The Mechanics of Attention

Evolution (Program 1) endowed us with the predisposition for a wandering attention, constantly seeking novel information that might help us avoid a hungry predator or find some juicy fruits. On top of this, we’ve conditioned ourselves (Program 2) with a stream of stimulation in the form of video clips, social media feeds and clickbait.

Was it a coincidence that I got diagnosed with ADD the same year I started spending copious amounts of time on social media and binge-watching shows online? Probably not. But through meditation, I was able to reprogram a stable attention that’s under my command. 

 

There are two main aspects of attention that you’ll train:

1.    Selective Attention involves voluntarily choosing what to pay attention to. Taking deliberate control of your attention deploys parts of your Upstairs Brain, including the Anterior Cingulate Cortex (ACC) and lateral frontal cortex.

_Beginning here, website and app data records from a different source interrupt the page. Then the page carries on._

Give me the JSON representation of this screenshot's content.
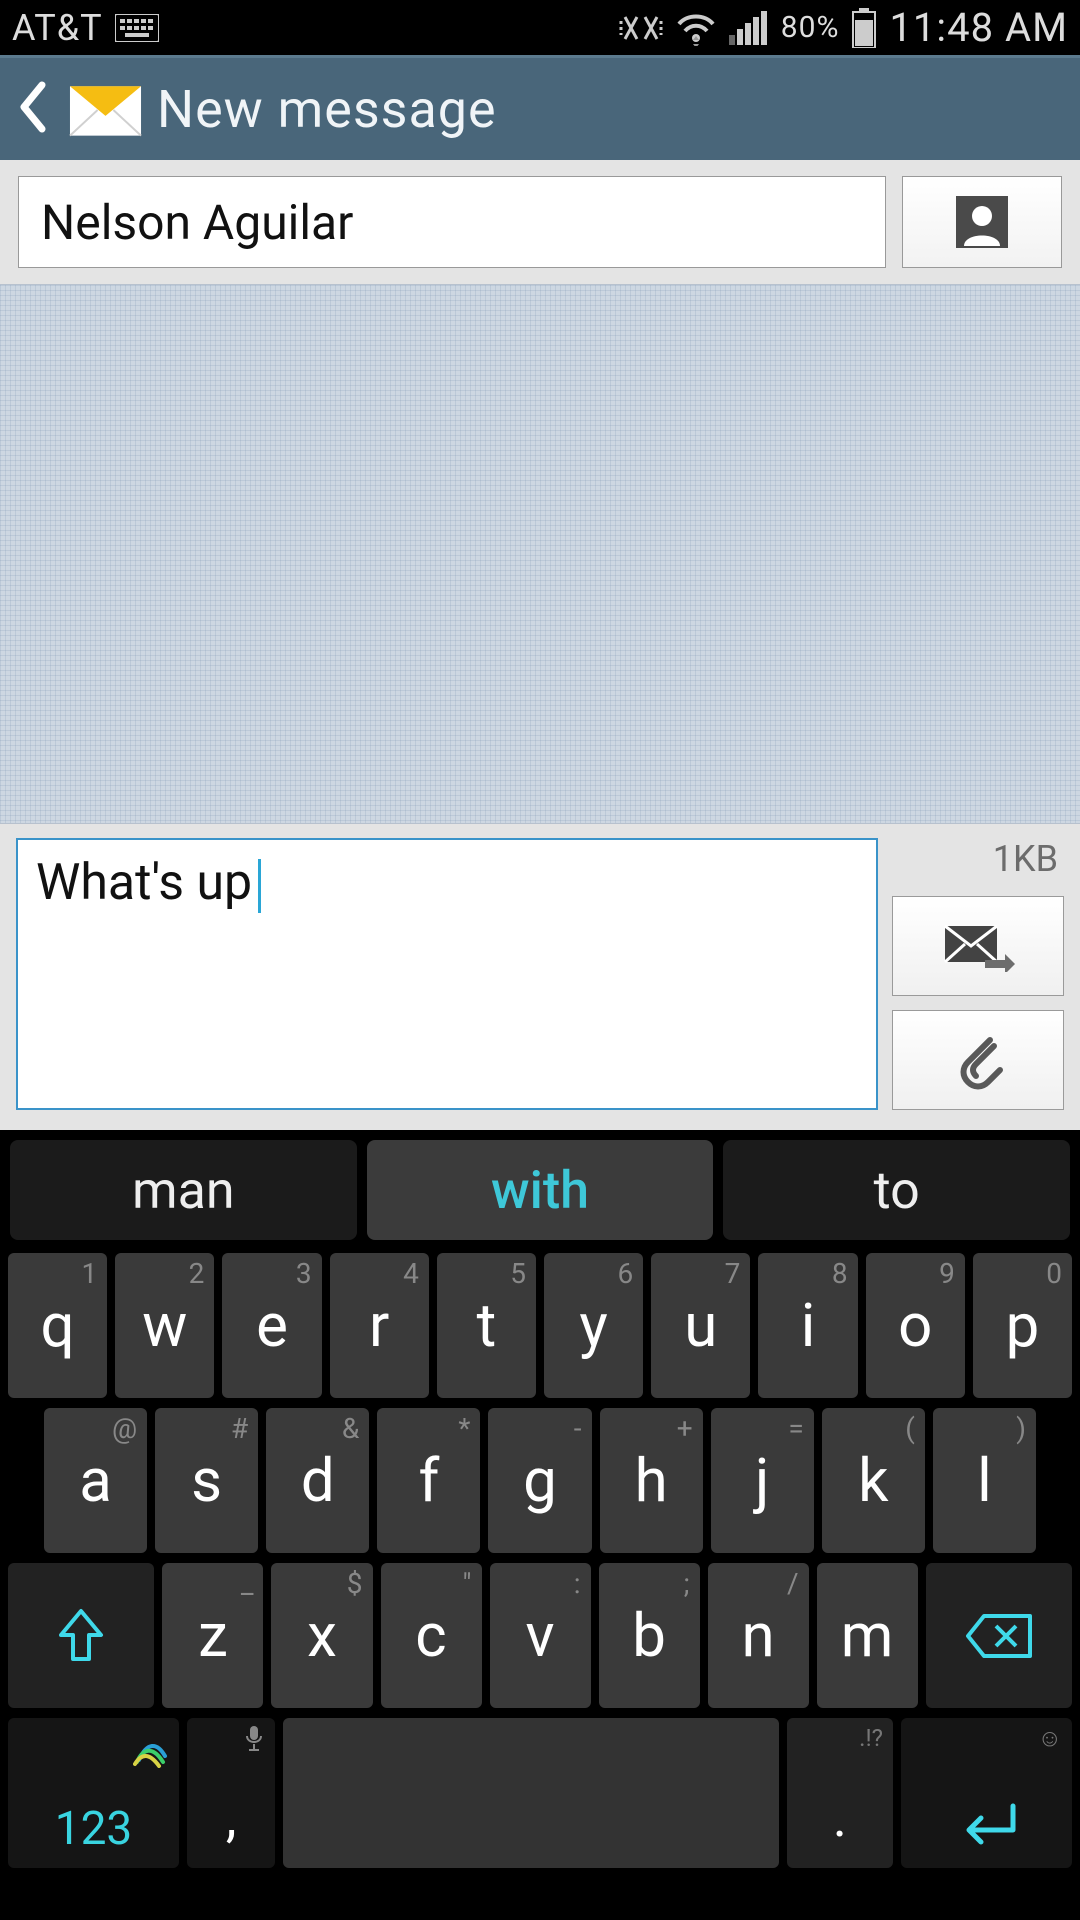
{
  "statusbar": {
    "carrier": "AT&T",
    "battery": "80%",
    "time": "11:48 AM"
  },
  "appbar": {
    "title": "New message"
  },
  "recipient": {
    "value": "Nelson Aguilar"
  },
  "compose": {
    "text": "What's up",
    "size": "1KB"
  },
  "suggestions": {
    "s1": "man",
    "s2": "with",
    "s3": "to"
  },
  "keys": {
    "r1": [
      {
        "main": "q",
        "alt": "1"
      },
      {
        "main": "w",
        "alt": "2"
      },
      {
        "main": "e",
        "alt": "3"
      },
      {
        "main": "r",
        "alt": "4"
      },
      {
        "main": "t",
        "alt": "5"
      },
      {
        "main": "y",
        "alt": "6"
      },
      {
        "main": "u",
        "alt": "7"
      },
      {
        "main": "i",
        "alt": "8"
      },
      {
        "main": "o",
        "alt": "9"
      },
      {
        "main": "p",
        "alt": "0"
      }
    ],
    "r2": [
      {
        "main": "a",
        "alt": "@"
      },
      {
        "main": "s",
        "alt": "#"
      },
      {
        "main": "d",
        "alt": "&"
      },
      {
        "main": "f",
        "alt": "*"
      },
      {
        "main": "g",
        "alt": "-"
      },
      {
        "main": "h",
        "alt": "+"
      },
      {
        "main": "j",
        "alt": "="
      },
      {
        "main": "k",
        "alt": "("
      },
      {
        "main": "l",
        "alt": ")"
      }
    ],
    "r3": [
      {
        "main": "z",
        "alt": "_"
      },
      {
        "main": "x",
        "alt": "$"
      },
      {
        "main": "c",
        "alt": "\""
      },
      {
        "main": "v",
        "alt": ":"
      },
      {
        "main": "b",
        "alt": ";"
      },
      {
        "main": "n",
        "alt": "/"
      },
      {
        "main": "m",
        "alt": ""
      }
    ],
    "numkey": "123",
    "comma": ",",
    "dot": ".",
    "dot_alt": ".!?",
    "smiley": "☺"
  }
}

There’s a constant barrage of information entering your ears, eyes, nose, skin and other sensors of which you’re completely unaware. You might’ve experienced what’s called the “cocktail party effect,” wherein you’re talking to someone at a party and suddenly your ears perk up as you hear your name in another conversation. Your ears were unconsciously picking up other sounds and suddenly alerted you to a potentially important bit of information. What were they saying about me? you wonder. 

 

In a famous experiment on Selective Attention, psychologists Daniel Simons and Christopher Chabris created a skit called the Monkey Business Illusion. If you haven’t seen the video, check it out before I ruin the ending below.

About half of individuals fail to see the gorilla, meaning that their selective attention appropriately filters out the irrelevant information. Experienced meditators have shown an increased ability to tune down the “noise,” in the form of extraneous information so that they can perceive more “signal,” the object they intend to pay attention to.[1] In other words, meditation practice enhances your ability to avoid distractions. You’re no longer a pawn in the Attention Economy!

 

2.    Sustained Attention involves maintaining constant attention toward an object, also known as vigilance. If Selective Attention is strength, Sustained Attention is your endurance. 

 

The problem is that attention is normally an unconscious mental faculty. When you encounter something novel, like a stick that could be a snake, the reticular activating system (RAS) in your most primitive Downstairs Brain alerts your Upstairs Brain to something that might be of interest. Our brains evolved such that the RAS gets habituated to an object of attention that it no longer deems interesting, allowing the mind to then wander off toward the next useful item. In other words, your RAS gets bored and begins to filter out redundant information. This habituation process explains why you can’t stay interested in one object for long before craving something new (which can give you a hit of dopamine).

 

Studies have confirmed that meditation trains your ability to not get habituated to an object of meditation, gaining consistent non-waining vigilance.[2]

 

As we train our attention to stabilize it becomes clear that nothing is inherently boring. Rather, boredom is simply habituation due to a lack of sustained attentional strength. When you develop single-pointed attention, whatever your attention rests on can become interesting.

In meditation, you will train both Selective and Sustained Attention in order to cultivate what’s called “concentrative absorption” on the object of meditation, a very enjoyable state.

 Footnotes:

[1] Davidson, Goleman; Altered Traits, p. 130, Richie’s dissertation research

[2] Elena Antonova et al., "More meditation, less habituation? The effect of mindfulness practice on the acoustic startle reflex," PLoS One 10.5 (2015): e0123512.

 

Liam McClintockComment